Featuring Sumit Baudh, Michael D. Palm Fellow, The Williams Institute
October 14, 2014
UCLA School of Law
*Lunch provided. RSVP to attend.

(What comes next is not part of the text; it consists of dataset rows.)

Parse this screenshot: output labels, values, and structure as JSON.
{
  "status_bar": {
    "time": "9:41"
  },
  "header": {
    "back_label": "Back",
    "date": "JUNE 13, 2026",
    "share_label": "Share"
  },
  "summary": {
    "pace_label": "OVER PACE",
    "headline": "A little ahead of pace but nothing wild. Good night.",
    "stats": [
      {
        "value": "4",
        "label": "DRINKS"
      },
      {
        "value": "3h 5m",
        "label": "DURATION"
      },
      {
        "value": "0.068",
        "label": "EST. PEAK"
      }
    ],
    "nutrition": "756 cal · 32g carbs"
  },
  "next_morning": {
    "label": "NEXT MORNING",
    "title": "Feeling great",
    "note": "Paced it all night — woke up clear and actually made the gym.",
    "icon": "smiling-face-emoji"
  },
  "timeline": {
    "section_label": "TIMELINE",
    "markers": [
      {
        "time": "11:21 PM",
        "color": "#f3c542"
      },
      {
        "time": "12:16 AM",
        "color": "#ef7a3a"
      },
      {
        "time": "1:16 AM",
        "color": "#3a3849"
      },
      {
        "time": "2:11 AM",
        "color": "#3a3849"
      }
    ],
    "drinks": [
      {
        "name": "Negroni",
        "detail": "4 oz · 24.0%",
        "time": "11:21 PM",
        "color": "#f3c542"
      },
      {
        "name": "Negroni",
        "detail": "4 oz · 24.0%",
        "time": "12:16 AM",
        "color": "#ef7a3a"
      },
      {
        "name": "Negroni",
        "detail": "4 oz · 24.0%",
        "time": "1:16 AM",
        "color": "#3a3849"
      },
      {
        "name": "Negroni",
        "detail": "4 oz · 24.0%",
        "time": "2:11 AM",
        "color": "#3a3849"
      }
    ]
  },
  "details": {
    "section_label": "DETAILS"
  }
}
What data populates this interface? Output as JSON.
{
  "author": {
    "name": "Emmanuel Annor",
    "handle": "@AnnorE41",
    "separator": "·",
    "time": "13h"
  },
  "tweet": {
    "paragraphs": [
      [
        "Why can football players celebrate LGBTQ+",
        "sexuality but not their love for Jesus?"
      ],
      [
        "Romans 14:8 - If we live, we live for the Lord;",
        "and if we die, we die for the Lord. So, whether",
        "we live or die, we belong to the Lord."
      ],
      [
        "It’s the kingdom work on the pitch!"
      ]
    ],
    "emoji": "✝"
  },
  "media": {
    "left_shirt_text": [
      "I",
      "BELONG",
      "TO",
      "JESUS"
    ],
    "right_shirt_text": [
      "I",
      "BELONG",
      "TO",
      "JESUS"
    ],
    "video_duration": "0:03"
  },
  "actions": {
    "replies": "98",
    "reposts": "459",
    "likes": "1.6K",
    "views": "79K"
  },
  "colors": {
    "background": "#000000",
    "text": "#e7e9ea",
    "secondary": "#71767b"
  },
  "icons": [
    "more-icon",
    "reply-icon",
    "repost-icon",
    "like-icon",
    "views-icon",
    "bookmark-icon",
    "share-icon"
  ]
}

Abstract: In this talk Sumit Baudh will explore the interface between caste, gender and sexuality and investigate how and to what extent legal remedies have been or can be mobilized to protect against violence and discrimination suffered by queer Dalits in India. A puzzling moment in the legal understanding of gender and sexuality in India persists while the curative petition in Suresh Kumar Kaushal v. Naz Foundation remains pending in the Supreme Court. In that case, the Supreme Court in December 2013 upheld the constitutional validity of Section 377, IPC a colonial era law criminalizing consensual non-procreative sex. Merely four months later, another Supreme Court judgment, National Legal Services Authority v. Union of India granted legal recognition to transgender persons as “socially and educationally backward class” and extended affirmative action to them. This understanding of gender and sexuality is puzzling because – on the one hand it creates a protected category for transgender persons like hijras, while on the other hand placing them within the purview of criminality for their sexual acts. This confusing moment is witness to disparate reading of acts and identities, and to analogous comparisons with caste and tribal groups in passing. It is missing intersectional scrutiny of caste, gender and sexuality, especially as that relates to transgender Dalits. Attention to transgender Dalits is not just an identity claim or a claim of recognition, it is a deeper critique of law; and it portends greater consequences for more than just this particular group. Dalit literally translates as downtrodden. In its narrowest sense Dalit refers to those who are considered “untouchable” in the Hindu caste system. Dalits are also understood as “Scheduled Caste” in legal parlance. Queer refers to non-heterosexual and non-gender-conforming persons, including those who identify as hijra, kinnar, kothi, aravani, jogappas, jogtis, lesbian, gay, bisexual and transgender; as well as those who challenge heteronormativity in other ways through sexual desire and behavior.
Bio: Sumit Baudh is a candidate in the Doctor of Juridical Science (S.J.D.) program at the UCLA School of Law. He earned his Master of Laws (L.L.M.) from the London School of Economics, and graduated with honors from the Bachelor of Laws and Arts from the National Law School of India University (NLSIU), Bangalore. His areas of interest include caste, gender, sexuality and human rights.